A cold snap is due across parts of the UK, days after freakish March heatwaves. Over here in Saigon we woke up this morning to the aftermath of typhoon Pakhar, which passed through yesterday, several weeks prior to the normal monsoon season, and left many of our local streets looking something like this…
Our district lost power for ten hours but, from the safety of our apartment block, we merely had to manage the effects of excess water leaking in through the balcony doors. In fact, no obvious damage seems to have occured to any of the city’s major structures.
Across the river from where we live, it’s a different story. Corrugated iron dwellings hang perilously over the water. Here, and elsewhere in town, as well as across more rural parts of Vietnam, the vast majoriy of residents would have spent a nerve wracking 24 hours literally clinging on to their possessions, and to their livelihoods.
There was plenty of warning given about Pakhar. Several thousand people were evacuated from coastal areas south east of Saigon in the Mekong Delta, before the storm had a chance to put them at risk. Fishing vessels were called in, and authorities did a sound job of preventing any major casualties, although some houses did collapse, boats were sunk, and bridges damaged.
Within the close radius of our neighbourhood, road-sweepers started up the exercise of putting things back in their place almost as soon as the storm had knocked said things over. Men in orange suits and peaked caps were hard at work around Saigon in the early hours, armed mainly with brooms and carts.
For the hundreds of miles of the city’s sagging electricity pylons, it was a case of untangling the myriad of wires and cables which had been blown around the bending trees and telegraph poles, leaving them knotted and swaying, precariously drooped in puddles on the pavement.
Today is a public holiday (the Hung King Festival) and many offices have been closed. For most of Saigon’s small businesses and entrepreneurs however, this was a typical Monday, where cafes and street vendors operated as usual. The traffic was its normal mix of organised chaos, and city life resumed as if Pakhar had not happened.
Pakhar was officially downgraded from typhoon to tropical “storm”, and then became a tropical “depression” once it made landfall over the country on Sunday morning. A tropical depression might be construed as oxymoronic, were it not for the frequency at which the planet’s environmental disasters now occur.
Not so much an oxymoron, instead a bitter twist of irony that nature chooses to unleash its fullest of force on those parts of the world rich in natural beauty, yet too often woefully inadequate in terms of infrastructure and resources.
Pakhar is the most destructive storm we have witnessed since moving here just over a year ago, although it represents only a fraction of the velocity which other seismic shocks, making headlines in recent times, have produced.
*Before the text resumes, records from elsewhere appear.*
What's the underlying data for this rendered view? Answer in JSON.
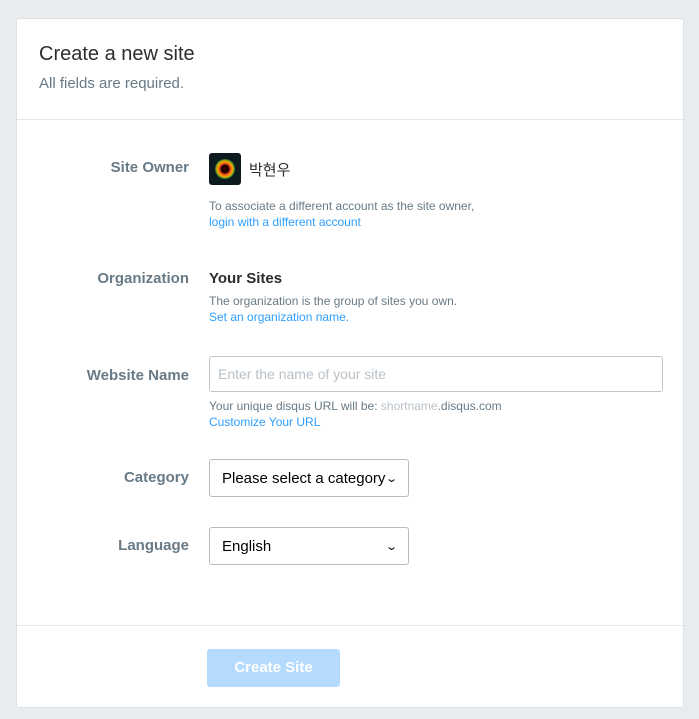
{
  "header": {
    "title": "Create a new site",
    "subtitle": "All fields are required."
  },
  "site_owner": {
    "label": "Site Owner",
    "name": "박현우",
    "avatar_icon": "avatar-ring-icon",
    "help": "To associate a different account as the site owner,",
    "link": "login with a different account"
  },
  "organization": {
    "label": "Organization",
    "name": "Your Sites",
    "help": "The organization is the group of sites you own.",
    "link": "Set an organization name."
  },
  "website_name": {
    "label": "Website Name",
    "value": "",
    "placeholder": "Enter the name of your site",
    "help_prefix": "Your unique disqus URL will be: ",
    "help_shortname": "shortname",
    "help_suffix": ".disqus.com",
    "link": "Customize Your URL"
  },
  "category": {
    "label": "Category",
    "selected": "Please select a category"
  },
  "language": {
    "label": "Language",
    "selected": "English"
  },
  "footer": {
    "create_label": "Create Site"
  },
  "colors": {
    "accent": "#2e9fff",
    "button_disabled": "#b4dbfd",
    "label": "#687a86"
  }
}
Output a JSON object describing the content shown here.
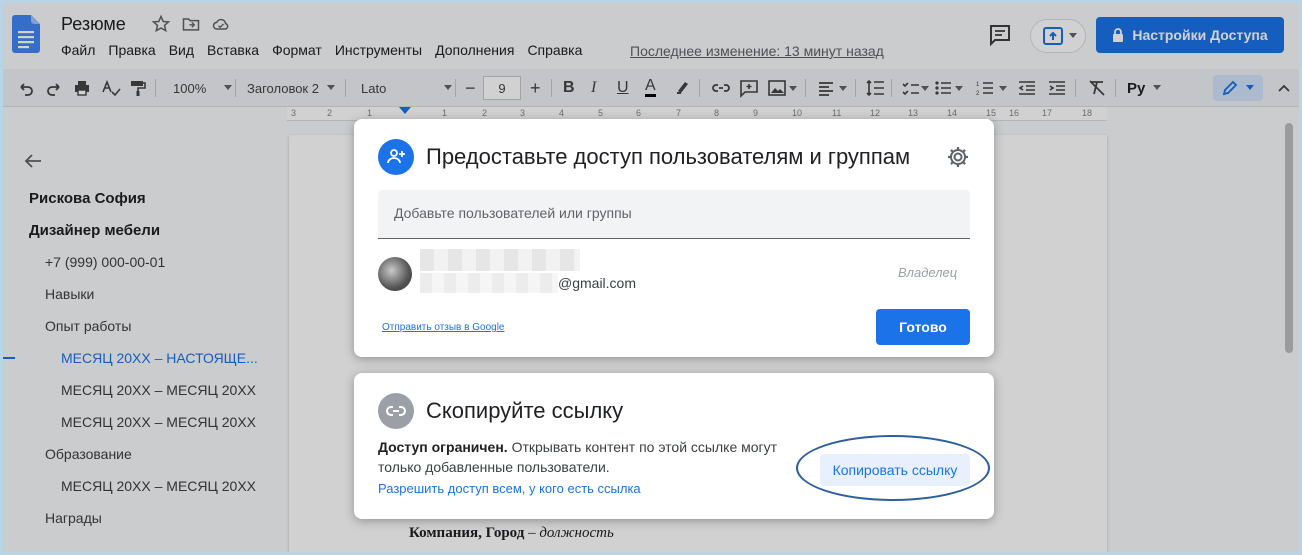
{
  "header": {
    "doc_title": "Резюме",
    "menu": [
      "Файл",
      "Правка",
      "Вид",
      "Вставка",
      "Формат",
      "Инструменты",
      "Дополнения",
      "Справка"
    ],
    "last_edit": "Последнее изменение: 13 минут назад",
    "share_label": "Настройки Доступа"
  },
  "toolbar": {
    "zoom": "100%",
    "style": "Заголовок 2",
    "font": "Lato",
    "font_size": "9",
    "lang": "Ру"
  },
  "ruler": [
    "3",
    "2",
    "1",
    "1",
    "2",
    "3",
    "4",
    "5",
    "6",
    "7",
    "8",
    "9",
    "10",
    "11",
    "12",
    "13",
    "14",
    "15",
    "16",
    "17",
    "18"
  ],
  "outline": {
    "items": [
      {
        "label": "Рискова София",
        "level": 1
      },
      {
        "label": "Дизайнер мебели",
        "level": 1
      },
      {
        "label": "+7 (999) 000-00-01",
        "level": 2
      },
      {
        "label": "Навыки",
        "level": 2
      },
      {
        "label": "Опыт работы",
        "level": 2
      },
      {
        "label": "МЕСЯЦ 20ХХ – НАСТОЯЩЕ...",
        "level": 3
      },
      {
        "label": "МЕСЯЦ 20ХХ – МЕСЯЦ 20ХХ",
        "level": 3
      },
      {
        "label": "МЕСЯЦ 20ХХ – МЕСЯЦ 20ХХ",
        "level": 3
      },
      {
        "label": "Образование",
        "level": 2
      },
      {
        "label": "МЕСЯЦ 20ХХ – МЕСЯЦ 20ХХ",
        "level": 3
      },
      {
        "label": "Награды",
        "level": 2
      }
    ]
  },
  "page": {
    "company": "Компания, Город",
    "dash": " – ",
    "position": "должность"
  },
  "share_dialog": {
    "title": "Предоставьте доступ пользователям и группам",
    "add_placeholder": "Добавьте пользователей или группы",
    "email_suffix": "@gmail.com",
    "role": "Владелец",
    "feedback_link": "Отправить отзыв в Google",
    "done_label": "Готово"
  },
  "link_dialog": {
    "title": "Скопируйте ссылку",
    "access_bold": "Доступ ограничен.",
    "access_text": " Открывать контент по этой ссылке могут только добавленные пользователи.",
    "allow_link": "Разрешить доступ всем, у кого есть ссылка",
    "copy_label": "Копировать ссылку"
  },
  "colors": {
    "accent": "#1a73e8",
    "ring": "#2c5f9e"
  }
}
Events such as the Asian tsunami in December 2004, the Pakistan earthquake of 2005 (as well as the country’s last two years of monsoon flooding) or the Japanese tsunami a little over year ago, were all of catastrophic proportion, and communities will take generations to recover.
In the face of these, Pakhar was low key. Nonetheless, what can be common in all such incidents – whether they take place in this region of the world, or in a country like the UK – is the immediate and unconditional reactions that so many people display when mobilising the relief and recovery efforts required to “make things right” again.
Displays of compassion and of generosity and, in my mind most compelling of all, displays of “connectivity”. People pulling together.
Granted, for major emergencies, issues such as political differences or securing adequate relief funding, can unfortunately produce complexity to the situation, and compromise the humanitarian response which communities deserve when they are so dramatically affected. Connectivity does not necessarily mean we are all as vulnerable as each other to the random hand of nature, either.
It is more about our ability to see the world through the very many colourful and diverse lenses which exist.
One view is that a measure of success for future generations, for better or for worse, rests on the “connections” we make with each other. Can we, for example, place true value on, and therefore harness, the wise perspectives to be found in all corners of society?
Whether during times of procrastination, or times where “unseasonal” weather represents the norm, hopefully the answer to this question can be an affirmative one.